Wildlife officers in Grande Prairie had a unique problem on their hands when they were alerted to two bull elk whose antlers were locked together.

“Finding two animals with their antlers jammed together is a rare event,” Alberta Fish and Wildlife explained in a Facebook post Thursday.

“In these situations, the struggle can last for hours upon hours and often leads to one or both animals dying from exhaustion.”

However, officers were determined to come up with a plan to save the elk.

“If officers find out in time, it is sometimes safe to free the animals by hand or using a saw as they are often so tired they can hardly move.”

That was not the case this time.

“Both animals were still up and fighting with each other, making it unsafe for an officer to take a hands-on approach,” the post explained. “And, if officers were to wait for the animals to tire further and allow the situation to go on, it may increase the chances that one or both of the animals would later collapse from exhaustion.”
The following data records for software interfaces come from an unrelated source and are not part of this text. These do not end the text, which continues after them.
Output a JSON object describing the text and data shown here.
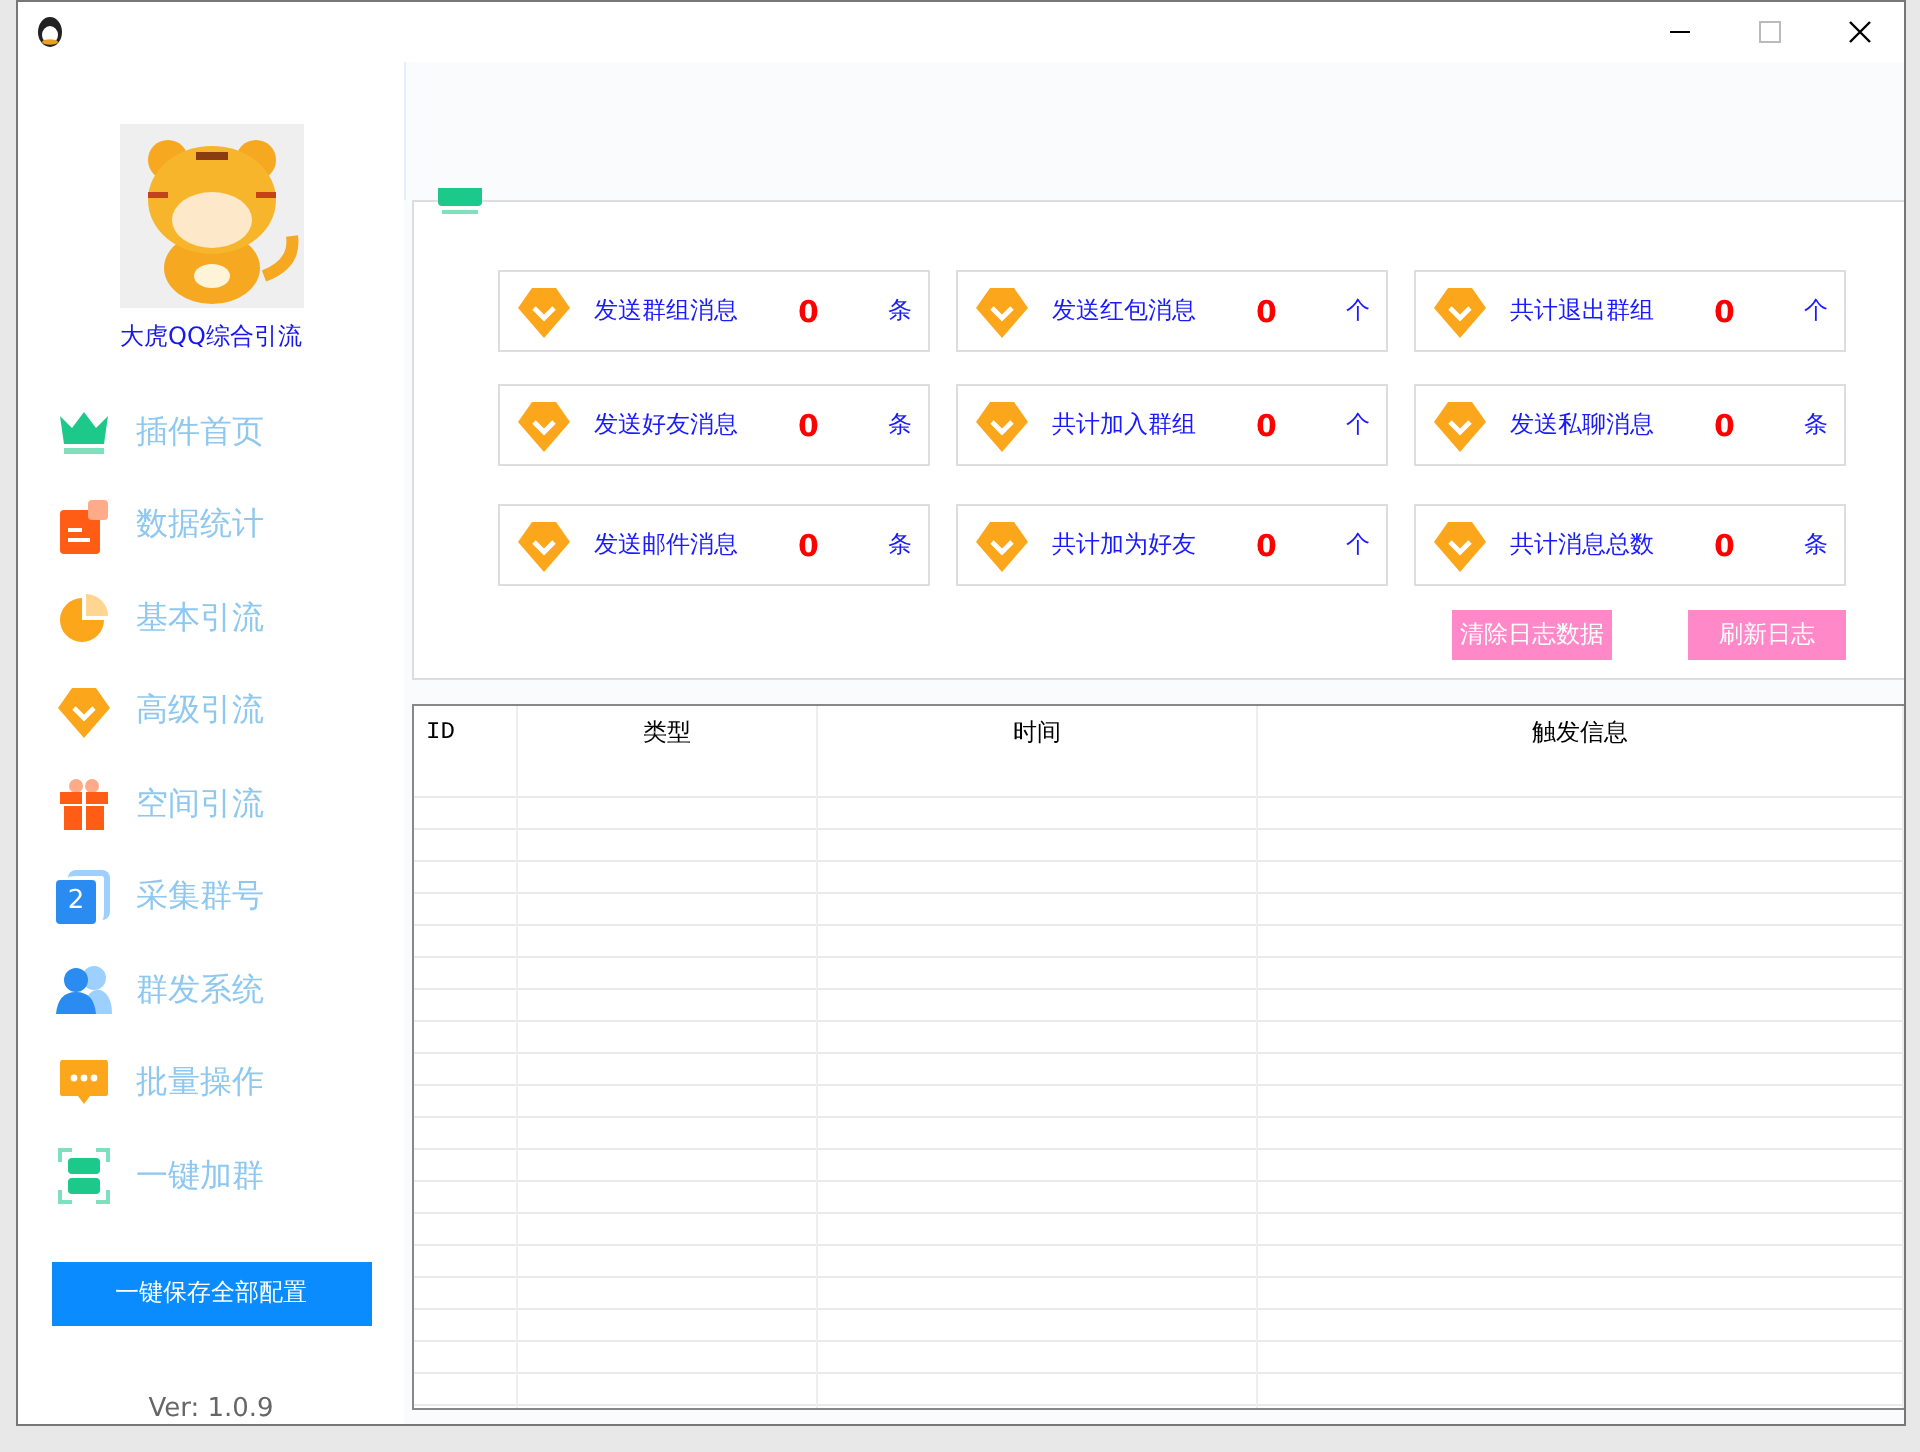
{
  "sidebar": {
    "logo_caption": "大虎QQ综合引流",
    "items": [
      {
        "label": "插件首页"
      },
      {
        "label": "数据统计"
      },
      {
        "label": "基本引流"
      },
      {
        "label": "高级引流"
      },
      {
        "label": "空间引流"
      },
      {
        "label": "采集群号",
        "icon_text": "2"
      },
      {
        "label": "群发系统"
      },
      {
        "label": "批量操作"
      },
      {
        "label": "一键加群"
      }
    ],
    "save_button": "一键保存全部配置",
    "version": "Ver: 1.0.9"
  },
  "stats": [
    {
      "label": "发送群组消息",
      "value": "0",
      "unit": "条"
    },
    {
      "label": "发送红包消息",
      "value": "0",
      "unit": "个"
    },
    {
      "label": "共计退出群组",
      "value": "0",
      "unit": "个"
    },
    {
      "label": "发送好友消息",
      "value": "0",
      "unit": "条"
    },
    {
      "label": "共计加入群组",
      "value": "0",
      "unit": "个"
    },
    {
      "label": "发送私聊消息",
      "value": "0",
      "unit": "条"
    },
    {
      "label": "发送邮件消息",
      "value": "0",
      "unit": "条"
    },
    {
      "label": "共计加为好友",
      "value": "0",
      "unit": "个"
    },
    {
      "label": "共计消息总数",
      "value": "0",
      "unit": "条"
    }
  ],
  "log_buttons": [
    "清除日志数据",
    "刷新日志"
  ],
  "table": {
    "columns": [
      "ID",
      "类型",
      "时间",
      "触发信息"
    ]
  }
}
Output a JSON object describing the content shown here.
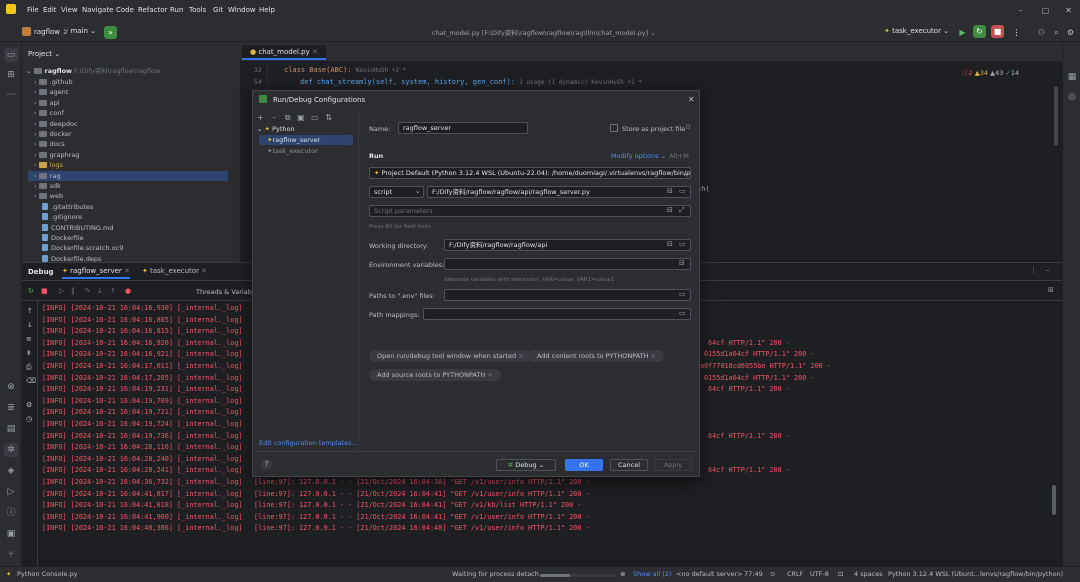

The weather that day also made things more difficult, since cold temperatures impact the effectiveness of tranquillizers.

“When tranquilizers are used at certain temperatures, they may hinder the animals’ bodies from being able to normally thermoregulate, leading to hyperthermia or hypothermia,” Fish and Wildlife said.

And so, officers were faced with the challenge of finding a way to free the animals without getting too close to them.

“The location provided a safe and open area to discharge a firearm, so using slugs and a very careful aim, an officer broke off portions of the antler, allowing the two elk to separate,” the post explained.

“Once freed, one of the bull elk ran and kept running until it was out of sight. The second one hung back a while to recuperate.”

There is no word on the condition of the elk as of Friday.